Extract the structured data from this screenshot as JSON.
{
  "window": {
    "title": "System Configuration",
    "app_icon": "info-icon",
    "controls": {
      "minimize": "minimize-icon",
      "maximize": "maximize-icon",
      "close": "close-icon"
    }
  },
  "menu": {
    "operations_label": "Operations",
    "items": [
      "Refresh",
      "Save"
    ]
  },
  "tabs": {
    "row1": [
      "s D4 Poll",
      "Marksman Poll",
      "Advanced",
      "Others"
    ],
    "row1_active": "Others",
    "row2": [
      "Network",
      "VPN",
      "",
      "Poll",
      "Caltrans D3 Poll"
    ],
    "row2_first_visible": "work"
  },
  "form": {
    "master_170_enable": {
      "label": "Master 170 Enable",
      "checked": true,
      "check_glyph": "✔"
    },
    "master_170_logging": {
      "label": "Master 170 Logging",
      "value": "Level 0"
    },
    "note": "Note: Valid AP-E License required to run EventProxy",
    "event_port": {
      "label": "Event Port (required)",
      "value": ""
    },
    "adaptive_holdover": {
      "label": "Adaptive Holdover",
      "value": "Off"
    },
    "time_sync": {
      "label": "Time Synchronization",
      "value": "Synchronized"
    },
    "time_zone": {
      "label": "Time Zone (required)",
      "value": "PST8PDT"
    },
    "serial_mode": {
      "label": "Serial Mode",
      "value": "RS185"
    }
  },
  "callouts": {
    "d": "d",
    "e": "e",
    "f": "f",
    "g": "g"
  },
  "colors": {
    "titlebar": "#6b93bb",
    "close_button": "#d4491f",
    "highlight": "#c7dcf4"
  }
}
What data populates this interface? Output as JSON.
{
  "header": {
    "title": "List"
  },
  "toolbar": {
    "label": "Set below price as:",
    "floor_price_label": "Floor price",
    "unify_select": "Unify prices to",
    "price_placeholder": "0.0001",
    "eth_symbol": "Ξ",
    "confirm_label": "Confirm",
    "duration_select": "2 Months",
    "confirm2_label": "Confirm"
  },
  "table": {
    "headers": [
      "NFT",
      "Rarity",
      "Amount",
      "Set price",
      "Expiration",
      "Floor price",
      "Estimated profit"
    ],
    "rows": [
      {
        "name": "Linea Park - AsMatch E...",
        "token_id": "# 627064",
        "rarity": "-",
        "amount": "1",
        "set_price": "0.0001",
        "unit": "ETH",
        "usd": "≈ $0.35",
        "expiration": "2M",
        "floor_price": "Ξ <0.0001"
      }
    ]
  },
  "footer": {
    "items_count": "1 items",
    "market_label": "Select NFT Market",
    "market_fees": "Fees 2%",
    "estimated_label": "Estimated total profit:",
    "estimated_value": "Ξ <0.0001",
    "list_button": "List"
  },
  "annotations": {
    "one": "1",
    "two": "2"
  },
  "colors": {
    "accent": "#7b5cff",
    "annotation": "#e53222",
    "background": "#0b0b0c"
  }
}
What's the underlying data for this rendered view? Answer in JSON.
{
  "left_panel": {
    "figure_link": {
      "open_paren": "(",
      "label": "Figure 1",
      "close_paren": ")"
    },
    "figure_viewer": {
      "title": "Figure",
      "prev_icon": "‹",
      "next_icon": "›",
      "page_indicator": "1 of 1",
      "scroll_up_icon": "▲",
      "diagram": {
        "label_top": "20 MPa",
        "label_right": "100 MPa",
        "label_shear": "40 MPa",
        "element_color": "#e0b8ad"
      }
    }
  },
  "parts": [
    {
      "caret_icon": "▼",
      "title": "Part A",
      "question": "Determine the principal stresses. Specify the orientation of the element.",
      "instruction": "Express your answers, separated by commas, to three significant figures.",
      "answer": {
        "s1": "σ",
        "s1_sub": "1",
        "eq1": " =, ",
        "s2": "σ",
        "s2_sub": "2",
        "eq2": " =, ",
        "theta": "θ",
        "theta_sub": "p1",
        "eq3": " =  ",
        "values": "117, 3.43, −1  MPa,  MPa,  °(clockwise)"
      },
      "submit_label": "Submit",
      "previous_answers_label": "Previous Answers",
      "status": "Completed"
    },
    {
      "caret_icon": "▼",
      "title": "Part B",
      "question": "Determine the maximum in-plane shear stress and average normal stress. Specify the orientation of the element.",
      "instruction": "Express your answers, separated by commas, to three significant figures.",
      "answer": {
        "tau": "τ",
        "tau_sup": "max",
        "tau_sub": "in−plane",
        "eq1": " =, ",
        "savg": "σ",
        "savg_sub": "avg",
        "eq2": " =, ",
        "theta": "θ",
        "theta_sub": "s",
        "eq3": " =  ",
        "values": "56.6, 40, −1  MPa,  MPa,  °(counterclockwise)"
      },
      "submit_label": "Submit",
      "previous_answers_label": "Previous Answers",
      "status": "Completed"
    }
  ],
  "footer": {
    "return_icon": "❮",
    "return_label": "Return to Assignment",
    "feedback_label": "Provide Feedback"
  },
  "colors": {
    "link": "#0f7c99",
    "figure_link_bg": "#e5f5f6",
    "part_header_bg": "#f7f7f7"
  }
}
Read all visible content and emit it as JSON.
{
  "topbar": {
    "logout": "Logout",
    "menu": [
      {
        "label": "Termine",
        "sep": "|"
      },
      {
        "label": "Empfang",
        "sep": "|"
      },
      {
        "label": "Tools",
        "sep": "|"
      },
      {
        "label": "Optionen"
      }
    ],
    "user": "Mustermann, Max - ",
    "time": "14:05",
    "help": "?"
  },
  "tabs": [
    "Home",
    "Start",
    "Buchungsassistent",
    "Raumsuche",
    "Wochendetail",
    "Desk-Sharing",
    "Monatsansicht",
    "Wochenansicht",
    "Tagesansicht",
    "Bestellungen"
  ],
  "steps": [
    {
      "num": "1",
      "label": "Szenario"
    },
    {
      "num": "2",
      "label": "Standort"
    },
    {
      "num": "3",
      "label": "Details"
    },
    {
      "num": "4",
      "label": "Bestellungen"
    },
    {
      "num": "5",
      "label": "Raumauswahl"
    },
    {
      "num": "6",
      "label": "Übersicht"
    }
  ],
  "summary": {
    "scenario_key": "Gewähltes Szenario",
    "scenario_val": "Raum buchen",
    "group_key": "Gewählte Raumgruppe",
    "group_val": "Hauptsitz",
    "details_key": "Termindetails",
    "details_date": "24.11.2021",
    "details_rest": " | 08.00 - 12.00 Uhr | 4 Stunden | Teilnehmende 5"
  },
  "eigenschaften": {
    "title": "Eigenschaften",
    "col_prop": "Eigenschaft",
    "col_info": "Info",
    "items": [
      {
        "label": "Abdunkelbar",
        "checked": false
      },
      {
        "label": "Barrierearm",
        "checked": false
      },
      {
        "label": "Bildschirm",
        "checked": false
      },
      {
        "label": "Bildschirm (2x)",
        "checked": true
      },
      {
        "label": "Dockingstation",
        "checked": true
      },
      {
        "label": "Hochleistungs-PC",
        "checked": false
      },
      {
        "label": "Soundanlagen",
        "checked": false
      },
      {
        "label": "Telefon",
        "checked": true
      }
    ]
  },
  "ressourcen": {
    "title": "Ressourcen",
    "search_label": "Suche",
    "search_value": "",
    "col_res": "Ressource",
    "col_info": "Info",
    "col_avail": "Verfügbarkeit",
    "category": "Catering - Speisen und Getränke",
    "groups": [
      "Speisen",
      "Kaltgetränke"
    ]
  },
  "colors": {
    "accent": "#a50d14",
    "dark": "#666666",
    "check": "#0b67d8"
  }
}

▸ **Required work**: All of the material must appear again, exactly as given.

▸ **Written response**:
Extract the structured data from this screenshot as JSON.
{
  "window": {
    "title": "System Configuration",
    "app_icon": "info-icon",
    "controls": {
      "minimize": "minimize-icon",
      "maximize": "maximize-icon",
      "close": "close-icon"
    }
  },
  "menu": {
    "operations_label": "Operations",
    "items": [
      "Refresh",
      "Save"
    ]
  },
  "tabs": {
    "row1": [
      "s D4 Poll",
      "Marksman Poll",
      "Advanced",
      "Others"
    ],
    "row1_active": "Others",
    "row2": [
      "Network",
      "VPN",
      "",
      "Poll",
      "Caltrans D3 Poll"
    ],
    "row2_first_visible": "work"
  },
  "form": {
    "master_170_enable": {
      "label": "Master 170 Enable",
      "checked": true,
      "check_glyph": "✔"
    },
    "master_170_logging": {
      "label": "Master 170 Logging",
      "value": "Level 0"
    },
    "note": "Note: Valid AP-E License required to run EventProxy",
    "event_port": {
      "label": "Event Port (required)",
      "value": ""
    },
    "adaptive_holdover": {
      "label": "Adaptive Holdover",
      "value": "Off"
    },
    "time_sync": {
      "label": "Time Synchronization",
      "value": "Synchronized"
    },
    "time_zone": {
      "label": "Time Zone (required)",
      "value": "PST8PDT"
    },
    "serial_mode": {
      "label": "Serial Mode",
      "value": "RS185"
    }
  },
  "callouts": {
    "d": "d",
    "e": "e",
    "f": "f",
    "g": "g"
  },
  "colors": {
    "titlebar": "#6b93bb",
    "close_button": "#d4491f",
    "highlight": "#c7dcf4"
  }
}
What data populates this interface? Output as JSON.
{
  "header": {
    "title": "List"
  },
  "toolbar": {
    "label": "Set below price as:",
    "floor_price_label": "Floor price",
    "unify_select": "Unify prices to",
    "price_placeholder": "0.0001",
    "eth_symbol": "Ξ",
    "confirm_label": "Confirm",
    "duration_select": "2 Months",
    "confirm2_label": "Confirm"
  },
  "table": {
    "headers": [
      "NFT",
      "Rarity",
      "Amount",
      "Set price",
      "Expiration",
      "Floor price",
      "Estimated profit"
    ],
    "rows": [
      {
        "name": "Linea Park - AsMatch E...",
        "token_id": "# 627064",
        "rarity": "-",
        "amount": "1",
        "set_price": "0.0001",
        "unit": "ETH",
        "usd": "≈ $0.35",
        "expiration": "2M",
        "floor_price": "Ξ <0.0001"
      }
    ]
  },
  "footer": {
    "items_count": "1 items",
    "market_label": "Select NFT Market",
    "market_fees": "Fees 2%",
    "estimated_label": "Estimated total profit:",
    "estimated_value": "Ξ <0.0001",
    "list_button": "List"
  },
  "annotations": {
    "one": "1",
    "two": "2"
  },
  "colors": {
    "accent": "#7b5cff",
    "annotation": "#e53222",
    "background": "#0b0b0c"
  }
}
What's the underlying data for this rendered view? Answer in JSON.
{
  "left_panel": {
    "figure_link": {
      "open_paren": "(",
      "label": "Figure 1",
      "close_paren": ")"
    },
    "figure_viewer": {
      "title": "Figure",
      "prev_icon": "‹",
      "next_icon": "›",
      "page_indicator": "1 of 1",
      "scroll_up_icon": "▲",
      "diagram": {
        "label_top": "20 MPa",
        "label_right": "100 MPa",
        "label_shear": "40 MPa",
        "element_color": "#e0b8ad"
      }
    }
  },
  "parts": [
    {
      "caret_icon": "▼",
      "title": "Part A",
      "question": "Determine the principal stresses. Specify the orientation of the element.",
      "instruction": "Express your answers, separated by commas, to three significant figures.",
      "answer": {
        "s1": "σ",
        "s1_sub": "1",
        "eq1": " =, ",
        "s2": "σ",
        "s2_sub": "2",
        "eq2": " =, ",
        "theta": "θ",
        "theta_sub": "p1",
        "eq3": " =  ",
        "values": "117, 3.43, −1  MPa,  MPa,  °(clockwise)"
      },
      "submit_label": "Submit",
      "previous_answers_label": "Previous Answers",
      "status": "Completed"
    },
    {
      "caret_icon": "▼",
      "title": "Part B",
      "question": "Determine the maximum in-plane shear stress and average normal stress. Specify the orientation of the element.",
      "instruction": "Express your answers, separated by commas, to three significant figures.",
      "answer": {
        "tau": "τ",
        "tau_sup": "max",
        "tau_sub": "in−plane",
        "eq1": " =, ",
        "savg": "σ",
        "savg_sub": "avg",
        "eq2": " =, ",
        "theta": "θ",
        "theta_sub": "s",
        "eq3": " =  ",
        "values": "56.6, 40, −1  MPa,  MPa,  °(counterclockwise)"
      },
      "submit_label": "Submit",
      "previous_answers_label": "Previous Answers",
      "status": "Completed"
    }
  ],
  "footer": {
    "return_icon": "❮",
    "return_label": "Return to Assignment",
    "feedback_label": "Provide Feedback"
  },
  "colors": {
    "link": "#0f7c99",
    "figure_link_bg": "#e5f5f6",
    "part_header_bg": "#f7f7f7"
  }
}
Read all visible content and emit it as JSON.
{
  "topbar": {
    "logout": "Logout",
    "menu": [
      {
        "label": "Termine",
        "sep": "|"
      },
      {
        "label": "Empfang",
        "sep": "|"
      },
      {
        "label": "Tools",
        "sep": "|"
      },
      {
        "label": "Optionen"
      }
    ],
    "user": "Mustermann, Max - ",
    "time": "14:05",
    "help": "?"
  },
  "tabs": [
    "Home",
    "Start",
    "Buchungsassistent",
    "Raumsuche",
    "Wochendetail",
    "Desk-Sharing",
    "Monatsansicht",
    "Wochenansicht",
    "Tagesansicht",
    "Bestellungen"
  ],
  "steps": [
    {
      "num": "1",
      "label": "Szenario"
    },
    {
      "num": "2",
      "label": "Standort"
    },
    {
      "num": "3",
      "label": "Details"
    },
    {
      "num": "4",
      "label": "Bestellungen"
    },
    {
      "num": "5",
      "label": "Raumauswahl"
    },
    {
      "num": "6",
      "label": "Übersicht"
    }
  ],
  "summary": {
    "scenario_key": "Gewähltes Szenario",
    "scenario_val": "Raum buchen",
    "group_key": "Gewählte Raumgruppe",
    "group_val": "Hauptsitz",
    "details_key": "Termindetails",
    "details_date": "24.11.2021",
    "details_rest": " | 08.00 - 12.00 Uhr | 4 Stunden | Teilnehmende 5"
  },
  "eigenschaften": {
    "title": "Eigenschaften",
    "col_prop": "Eigenschaft",
    "col_info": "Info",
    "items": [
      {
        "label": "Abdunkelbar",
        "checked": false
      },
      {
        "label": "Barrierearm",
        "checked": false
      },
      {
        "label": "Bildschirm",
        "checked": false
      },
      {
        "label": "Bildschirm (2x)",
        "checked": true
      },
      {
        "label": "Dockingstation",
        "checked": true
      },
      {
        "label": "Hochleistungs-PC",
        "checked": false
      },
      {
        "label": "Soundanlagen",
        "checked": false
      },
      {
        "label": "Telefon",
        "checked": true
      }
    ]
  },
  "ressourcen": {
    "title": "Ressourcen",
    "search_label": "Suche",
    "search_value": "",
    "col_res": "Ressource",
    "col_info": "Info",
    "col_avail": "Verfügbarkeit",
    "category": "Catering - Speisen und Getränke",
    "groups": [
      "Speisen",
      "Kaltgetränke"
    ]
  },
  "colors": {
    "accent": "#a50d14",
    "dark": "#666666",
    "check": "#0b67d8"
  }
}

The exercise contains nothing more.